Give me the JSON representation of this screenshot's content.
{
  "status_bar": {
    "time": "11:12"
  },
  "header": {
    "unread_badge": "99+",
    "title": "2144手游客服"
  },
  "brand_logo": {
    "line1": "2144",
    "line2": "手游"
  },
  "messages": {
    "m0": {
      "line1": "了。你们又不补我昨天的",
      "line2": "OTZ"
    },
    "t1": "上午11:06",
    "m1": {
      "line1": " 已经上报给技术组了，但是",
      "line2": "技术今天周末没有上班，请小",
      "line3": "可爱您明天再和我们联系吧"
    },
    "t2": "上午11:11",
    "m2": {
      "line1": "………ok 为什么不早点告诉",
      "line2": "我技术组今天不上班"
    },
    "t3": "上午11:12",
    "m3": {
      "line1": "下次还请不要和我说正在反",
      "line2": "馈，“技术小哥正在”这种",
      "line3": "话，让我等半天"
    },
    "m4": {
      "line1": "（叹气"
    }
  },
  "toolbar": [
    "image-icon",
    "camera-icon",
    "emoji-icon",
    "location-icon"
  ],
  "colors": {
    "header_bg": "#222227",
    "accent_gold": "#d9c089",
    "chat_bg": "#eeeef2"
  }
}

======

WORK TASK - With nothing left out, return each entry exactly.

ANSWER SPACE -
Give me the JSON representation of this screenshot's content.
{
  "status_bar": {
    "time": "11:12"
  },
  "header": {
    "unread_badge": "99+",
    "title": "2144手游客服"
  },
  "brand_logo": {
    "line1": "2144",
    "line2": "手游"
  },
  "messages": {
    "m0": {
      "line1": "了。你们又不补我昨天的",
      "line2": "OTZ"
    },
    "t1": "上午11:06",
    "m1": {
      "line1": " 已经上报给技术组了，但是",
      "line2": "技术今天周末没有上班，请小",
      "line3": "可爱您明天再和我们联系吧"
    },
    "t2": "上午11:11",
    "m2": {
      "line1": "………ok 为什么不早点告诉",
      "line2": "我技术组今天不上班"
    },
    "t3": "上午11:12",
    "m3": {
      "line1": "下次还请不要和我说正在反",
      "line2": "馈，“技术小哥正在”这种",
      "line3": "话，让我等半天"
    },
    "m4": {
      "line1": "（叹气"
    }
  },
  "toolbar": [
    "image-icon",
    "camera-icon",
    "emoji-icon",
    "location-icon"
  ],
  "colors": {
    "header_bg": "#222227",
    "accent_gold": "#d9c089",
    "chat_bg": "#eeeef2"
  }
}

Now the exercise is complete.